# Try it
The word "name" occurs in some of the lines below; copy each of those lines.

Saved entries
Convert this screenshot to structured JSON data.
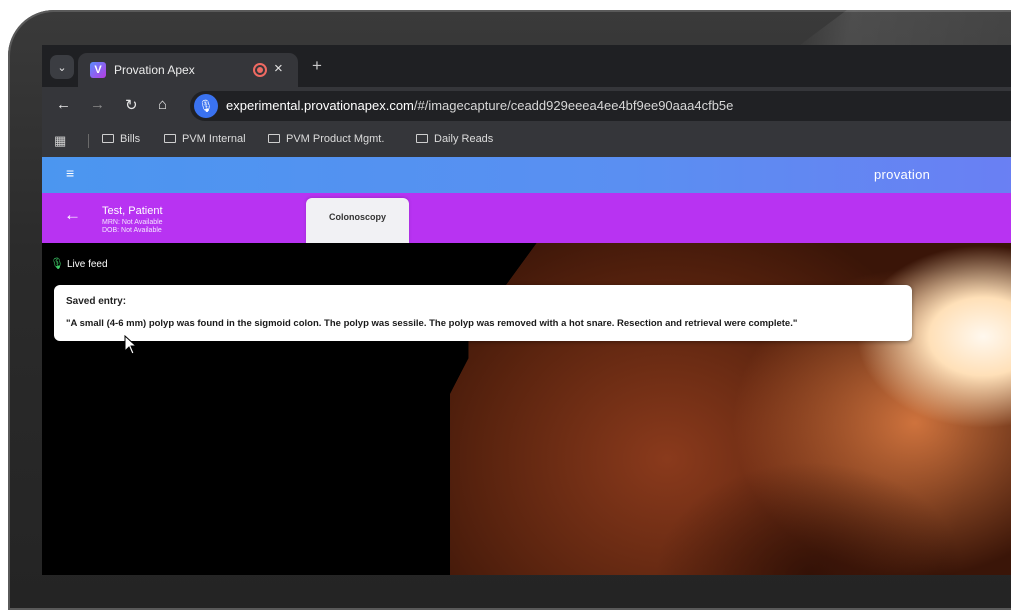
{
  "browser": {
    "tab_title": "Provation Apex",
    "tab_favicon_letter": "V",
    "url_host": "experimental.provationapex.com",
    "url_path": "/#/imagecapture/ceadd929eeea4ee4bf9ee90aaa4cfb5e",
    "bookmarks": [
      "Bills",
      "PVM Internal",
      "PVM Product Mgmt.",
      "Daily Reads"
    ]
  },
  "app": {
    "brand": "provation",
    "patient": {
      "name": "Test, Patient",
      "mrn": "MRN: Not Available",
      "dob": "DOB: Not Available"
    },
    "procedure_tab": "Colonoscopy",
    "live_feed_label": "Live feed",
    "saved_entry": {
      "title": "Saved entry:",
      "text": "\"A small (4-6 mm) polyp was found in the sigmoid colon. The polyp was sessile. The polyp was removed with a hot snare. Resection and retrieval were complete.\""
    }
  },
  "colors": {
    "app_header": "#4b96f0",
    "patient_bar": "#b833f2",
    "mic_button": "#3a72f0",
    "record_indicator": "#ef6a62",
    "live_mic": "#3fd06a"
  },
  "icons": [
    "tab-search-icon",
    "record-icon",
    "close-icon",
    "new-tab-icon",
    "back-icon",
    "forward-icon",
    "reload-icon",
    "home-icon",
    "microphone-icon",
    "apps-grid-icon",
    "folder-icon",
    "hamburger-menu-icon",
    "arrow-left-icon",
    "cursor-icon"
  ]
}
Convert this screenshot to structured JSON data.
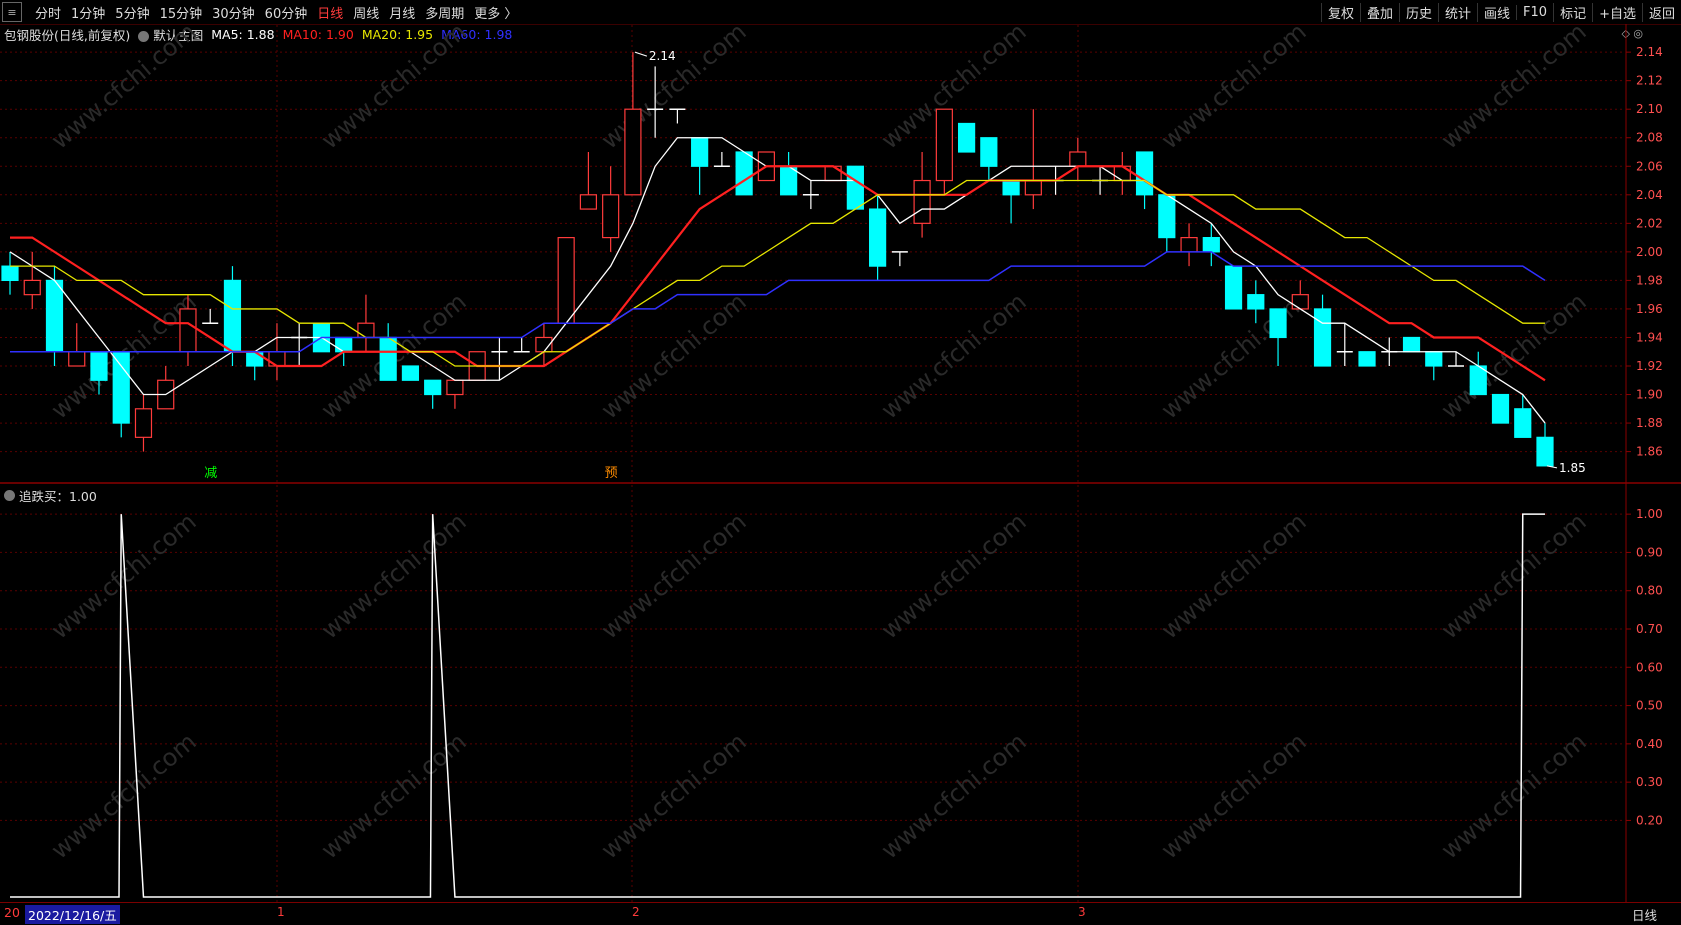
{
  "toolbar": {
    "periods": [
      "分时",
      "1分钟",
      "5分钟",
      "15分钟",
      "30分钟",
      "60分钟",
      "日线",
      "周线",
      "月线",
      "多周期",
      "更多 〉"
    ],
    "active_period": "日线",
    "right_buttons": [
      "复权",
      "叠加",
      "历史",
      "统计",
      "画线",
      "F10",
      "标记",
      "+自选",
      "返回"
    ]
  },
  "main_legend": {
    "stock": "包钢股份(日线,前复权)",
    "template": "默认主图",
    "ma5": "MA5: 1.88",
    "ma10": "MA10: 1.90",
    "ma20": "MA20: 1.95",
    "ma60": "MA60: 1.98"
  },
  "indicator_legend": "追跌买：1.00",
  "bottom": {
    "date": "2022/12/16/五",
    "prefix": "20",
    "period_label": "日线",
    "month_marks": [
      "1",
      "2",
      "3"
    ]
  },
  "annotations": {
    "high_label": "2.14",
    "low_label": "1.85",
    "signal_jian": "减",
    "signal_yu": "预"
  },
  "watermark": "www.cfchi.com",
  "colors": {
    "up": "#ff3b3b",
    "down": "#00ffff",
    "ma5": "#ffffff",
    "ma10": "#ff2020",
    "ma20": "#e6e600",
    "ma60": "#3030ff",
    "grid": "#5a0000"
  },
  "chart_data": [
    {
      "type": "candlestick",
      "title": "包钢股份(日线,前复权)",
      "ylim": [
        1.845,
        2.145
      ],
      "y_ticks": [
        "2.14",
        "2.12",
        "2.10",
        "2.08",
        "2.06",
        "2.04",
        "2.02",
        "2.00",
        "1.98",
        "1.96",
        "1.94",
        "1.92",
        "1.90",
        "1.88",
        "1.86"
      ],
      "candles": [
        [
          1.99,
          1.98,
          2.0,
          1.97
        ],
        [
          1.97,
          1.98,
          2.0,
          1.96
        ],
        [
          1.98,
          1.93,
          1.99,
          1.92
        ],
        [
          1.92,
          1.93,
          1.95,
          1.92
        ],
        [
          1.93,
          1.91,
          1.93,
          1.9
        ],
        [
          1.93,
          1.88,
          1.93,
          1.87
        ],
        [
          1.87,
          1.89,
          1.9,
          1.86
        ],
        [
          1.89,
          1.91,
          1.92,
          1.89
        ],
        [
          1.93,
          1.96,
          1.97,
          1.92
        ],
        [
          1.95,
          1.95,
          1.96,
          1.95
        ],
        [
          1.98,
          1.93,
          1.99,
          1.92
        ],
        [
          1.93,
          1.92,
          1.93,
          1.91
        ],
        [
          1.92,
          1.93,
          1.95,
          1.91
        ],
        [
          1.94,
          1.94,
          1.95,
          1.92
        ],
        [
          1.95,
          1.93,
          1.95,
          1.93
        ],
        [
          1.94,
          1.93,
          1.94,
          1.92
        ],
        [
          1.94,
          1.95,
          1.97,
          1.93
        ],
        [
          1.94,
          1.91,
          1.95,
          1.91
        ],
        [
          1.92,
          1.91,
          1.92,
          1.91
        ],
        [
          1.91,
          1.9,
          1.91,
          1.89
        ],
        [
          1.9,
          1.91,
          1.91,
          1.89
        ],
        [
          1.91,
          1.93,
          1.93,
          1.91
        ],
        [
          1.93,
          1.93,
          1.94,
          1.91
        ],
        [
          1.93,
          1.93,
          1.94,
          1.93
        ],
        [
          1.93,
          1.94,
          1.95,
          1.92
        ],
        [
          1.95,
          2.01,
          2.01,
          1.95
        ],
        [
          2.03,
          2.04,
          2.07,
          2.03
        ],
        [
          2.01,
          2.04,
          2.06,
          2.0
        ],
        [
          2.04,
          2.1,
          2.14,
          2.04
        ],
        [
          2.1,
          2.1,
          2.13,
          2.08
        ],
        [
          2.1,
          2.1,
          2.1,
          2.09
        ],
        [
          2.08,
          2.06,
          2.08,
          2.04
        ],
        [
          2.06,
          2.06,
          2.07,
          2.06
        ],
        [
          2.07,
          2.04,
          2.07,
          2.04
        ],
        [
          2.05,
          2.07,
          2.07,
          2.05
        ],
        [
          2.06,
          2.04,
          2.07,
          2.04
        ],
        [
          2.04,
          2.04,
          2.05,
          2.03
        ],
        [
          2.05,
          2.06,
          2.06,
          2.05
        ],
        [
          2.06,
          2.03,
          2.06,
          2.03
        ],
        [
          2.03,
          1.99,
          2.04,
          1.98
        ],
        [
          2.0,
          2.0,
          2.0,
          1.99
        ],
        [
          2.02,
          2.05,
          2.07,
          2.01
        ],
        [
          2.05,
          2.1,
          2.1,
          2.04
        ],
        [
          2.09,
          2.07,
          2.09,
          2.07
        ],
        [
          2.08,
          2.06,
          2.08,
          2.05
        ],
        [
          2.05,
          2.04,
          2.05,
          2.02
        ],
        [
          2.04,
          2.05,
          2.1,
          2.03
        ],
        [
          2.05,
          2.05,
          2.06,
          2.04
        ],
        [
          2.06,
          2.07,
          2.08,
          2.05
        ],
        [
          2.05,
          2.05,
          2.06,
          2.04
        ],
        [
          2.05,
          2.06,
          2.07,
          2.04
        ],
        [
          2.07,
          2.04,
          2.07,
          2.03
        ],
        [
          2.04,
          2.01,
          2.04,
          2.0
        ],
        [
          2.0,
          2.01,
          2.02,
          1.99
        ],
        [
          2.01,
          2.0,
          2.02,
          1.99
        ],
        [
          1.99,
          1.96,
          1.99,
          1.96
        ],
        [
          1.97,
          1.96,
          1.98,
          1.95
        ],
        [
          1.96,
          1.94,
          1.96,
          1.92
        ],
        [
          1.96,
          1.97,
          1.98,
          1.96
        ],
        [
          1.96,
          1.92,
          1.97,
          1.92
        ],
        [
          1.93,
          1.93,
          1.95,
          1.92
        ],
        [
          1.93,
          1.92,
          1.93,
          1.92
        ],
        [
          1.93,
          1.93,
          1.94,
          1.92
        ],
        [
          1.94,
          1.93,
          1.94,
          1.93
        ],
        [
          1.93,
          1.92,
          1.93,
          1.91
        ],
        [
          1.92,
          1.92,
          1.93,
          1.92
        ],
        [
          1.92,
          1.9,
          1.93,
          1.9
        ],
        [
          1.9,
          1.88,
          1.9,
          1.88
        ],
        [
          1.89,
          1.87,
          1.9,
          1.87
        ],
        [
          1.87,
          1.85,
          1.88,
          1.85
        ]
      ],
      "candle_order": [
        "open",
        "close",
        "high",
        "low"
      ],
      "series": [
        {
          "name": "MA5",
          "values": [
            2.0,
            1.99,
            1.98,
            1.96,
            1.94,
            1.92,
            1.9,
            1.9,
            1.91,
            1.92,
            1.93,
            1.93,
            1.94,
            1.94,
            1.94,
            1.93,
            1.93,
            1.93,
            1.93,
            1.92,
            1.91,
            1.91,
            1.91,
            1.92,
            1.93,
            1.95,
            1.97,
            1.99,
            2.02,
            2.06,
            2.08,
            2.08,
            2.08,
            2.07,
            2.06,
            2.06,
            2.05,
            2.05,
            2.05,
            2.04,
            2.02,
            2.03,
            2.03,
            2.04,
            2.05,
            2.06,
            2.06,
            2.06,
            2.06,
            2.06,
            2.05,
            2.05,
            2.04,
            2.03,
            2.02,
            2.0,
            1.99,
            1.97,
            1.96,
            1.95,
            1.95,
            1.94,
            1.93,
            1.93,
            1.93,
            1.93,
            1.92,
            1.91,
            1.9,
            1.88
          ]
        },
        {
          "name": "MA10",
          "values": [
            2.01,
            2.01,
            2.0,
            1.99,
            1.98,
            1.97,
            1.96,
            1.95,
            1.95,
            1.94,
            1.93,
            1.93,
            1.92,
            1.92,
            1.92,
            1.93,
            1.93,
            1.93,
            1.93,
            1.93,
            1.93,
            1.92,
            1.92,
            1.92,
            1.92,
            1.93,
            1.94,
            1.95,
            1.97,
            1.99,
            2.01,
            2.03,
            2.04,
            2.05,
            2.06,
            2.06,
            2.06,
            2.06,
            2.05,
            2.04,
            2.04,
            2.04,
            2.04,
            2.04,
            2.05,
            2.05,
            2.05,
            2.05,
            2.06,
            2.06,
            2.06,
            2.05,
            2.04,
            2.04,
            2.03,
            2.02,
            2.01,
            2.0,
            1.99,
            1.98,
            1.97,
            1.96,
            1.95,
            1.95,
            1.94,
            1.94,
            1.94,
            1.93,
            1.92,
            1.91
          ]
        },
        {
          "name": "MA20",
          "values": [
            1.99,
            1.99,
            1.99,
            1.98,
            1.98,
            1.98,
            1.97,
            1.97,
            1.97,
            1.97,
            1.96,
            1.96,
            1.96,
            1.95,
            1.95,
            1.95,
            1.94,
            1.94,
            1.93,
            1.93,
            1.92,
            1.92,
            1.92,
            1.92,
            1.93,
            1.93,
            1.94,
            1.95,
            1.96,
            1.97,
            1.98,
            1.98,
            1.99,
            1.99,
            2.0,
            2.01,
            2.02,
            2.02,
            2.03,
            2.04,
            2.04,
            2.04,
            2.04,
            2.05,
            2.05,
            2.05,
            2.05,
            2.05,
            2.05,
            2.05,
            2.05,
            2.05,
            2.04,
            2.04,
            2.04,
            2.04,
            2.03,
            2.03,
            2.03,
            2.02,
            2.01,
            2.01,
            2.0,
            1.99,
            1.98,
            1.98,
            1.97,
            1.96,
            1.95,
            1.95
          ]
        },
        {
          "name": "MA60",
          "values": [
            1.93,
            1.93,
            1.93,
            1.93,
            1.93,
            1.93,
            1.93,
            1.93,
            1.93,
            1.93,
            1.93,
            1.93,
            1.93,
            1.93,
            1.94,
            1.94,
            1.94,
            1.94,
            1.94,
            1.94,
            1.94,
            1.94,
            1.94,
            1.94,
            1.95,
            1.95,
            1.95,
            1.95,
            1.96,
            1.96,
            1.97,
            1.97,
            1.97,
            1.97,
            1.97,
            1.98,
            1.98,
            1.98,
            1.98,
            1.98,
            1.98,
            1.98,
            1.98,
            1.98,
            1.98,
            1.99,
            1.99,
            1.99,
            1.99,
            1.99,
            1.99,
            1.99,
            2.0,
            2.0,
            2.0,
            1.99,
            1.99,
            1.99,
            1.99,
            1.99,
            1.99,
            1.99,
            1.99,
            1.99,
            1.99,
            1.99,
            1.99,
            1.99,
            1.99,
            1.98
          ]
        }
      ],
      "high_label": {
        "index": 28,
        "value": 2.14
      },
      "low_label": {
        "index": 69,
        "value": 1.85
      },
      "signals": [
        {
          "index": 9,
          "text": "减",
          "color": "#00ff00"
        },
        {
          "index": 27,
          "text": "预",
          "color": "#ff8c00"
        }
      ]
    },
    {
      "type": "line",
      "title": "追跌买",
      "ylim": [
        0,
        1.05
      ],
      "y_ticks": [
        "1.00",
        "0.90",
        "0.80",
        "0.70",
        "0.60",
        "0.50",
        "0.40",
        "0.30",
        "0.20"
      ],
      "series": [
        {
          "name": "追跌买",
          "values": [
            0,
            0,
            0,
            0,
            0,
            1,
            0,
            0,
            0,
            0,
            0,
            0,
            0,
            0,
            0,
            0,
            0,
            0,
            0,
            1,
            0,
            0,
            0,
            0,
            0,
            0,
            0,
            0,
            0,
            0,
            0,
            0,
            0,
            0,
            0,
            0,
            0,
            0,
            0,
            0,
            0,
            0,
            0,
            0,
            0,
            0,
            0,
            0,
            0,
            0,
            0,
            0,
            0,
            0,
            0,
            0,
            0,
            0,
            0,
            0,
            0,
            0,
            0,
            0,
            0,
            0,
            0,
            0,
            1,
            1
          ]
        }
      ]
    }
  ]
}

# Solution for this task
      "name": "Test, Patient",
          "name": "MA5",
          "name": "MA10",
          "name": "MA20",
          "name": "MA60",
          "name": "追跌买",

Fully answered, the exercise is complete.